I’ve got a soft spot for Professor Lorimer Moseley.
In Feb 2011 I had just had the peripheral stimulation implant op and was slowly emerging from my darkest days.
Alone at home while Theo started a new full time job and staring at our shut down graphic design business I was still unable to do very much at all but I listened to the radio and that was where I first heard Lorimer speaking. He was on Margaret Throsby’s show on ABC Classic FM.
I heard Lorimer explain chronic pain and the brain before coming to the conclusion that he was mad and switching off the radio.
I was angry that this professional was saying that my brain was really good at learning bad things and that my brain did that in the same way – and as well as it could learn good things.
As we now know, Lorimer was right and I’m still angry… but angry at my brain!
A little while later, I read The Brain that Changes Itself and it referenced Lorimer’s mirror theory work. After trekking the steep and confusing specialist trail collecting variations of the statement, ‘you’re a complex case’, I decided to write to Lorimer – I had no idea what else to do with myself.
I wrote a few paragraphs saying I would greatly appreciate any advice and also offered my brain to his research (I was seeking to be somehow useful!).
Lorimer replied and within a month of his reply I was diagnosed by a physician who closely follows his research (who was a physiotherapist and who worked in the general public system… go figure!).
Everything began to change for the better from this point. That was 4.5 years after my injury. I will be ever grateful.
I’m still no less angry with my brain’s intellectual ability to be super dumb – or rather super protective as I now know but since my diagnosis I became inspired to give back.
I wouldn’t be a very good advocate if I didn’t follow the leading researchers (I’d be in alot more pain as well!).
My life experiences (creative and pain related) with the research I’ve read to date are the factors now contributing to my better quality of life, to the better self management of my chronic health issue and to my founding Pain Train.
If my online health summarising resource is going to be able to help people like you and I, it needs to step up and chug alongside these movers and shakers (and what an honor that they’re happy to have Pain Train chug along with them!).
ANY amount you donate makes a difference to pain research… and that means it makes a huge difference to ME!
Think riding a bike from Sydney to Albury-Wodonga is tough?
It’s hard work, but probably not as hard as living with persisting pain.
We have a really big problem with persisting pain
- It is Australia’s most costly health problem
- It is the most common reason for early retirement
- It is most common in the bush
- 1 in 5 Aussies are suffering right now
- Research & resources are desperately needed

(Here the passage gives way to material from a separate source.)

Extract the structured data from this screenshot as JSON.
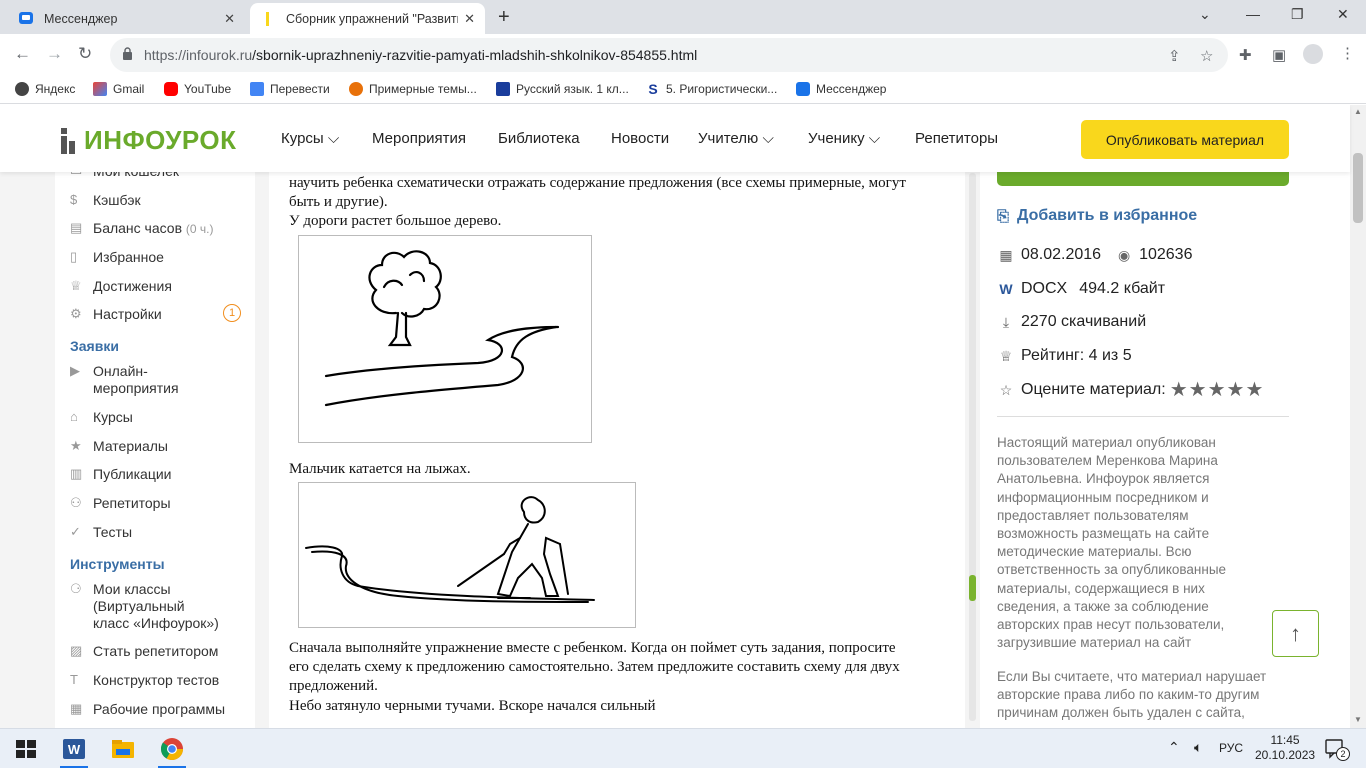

We need to completely RETHINK persisting pain. We need to RE-ENGAGE with this massive problem, and give people resources to RECOVER. We need a REVOLUTION!
What is the Pain Revolution?
The Pain Revolution is a 7 day cycle tour from 11-18th April 2018, led by some of Australian’s leading pain scientists and clinicians. They are taking on their own physical challenge, riding their bikes from Sydney to Albury-Wodonga.
Exactly who gets the donation and where do the funds go?
By making a donation to the University of South Australia in support of Pain Revolution, you are helping us to raise desperately needed funds to support the development of accessible, community-based pain education programs for people living with persisting pain.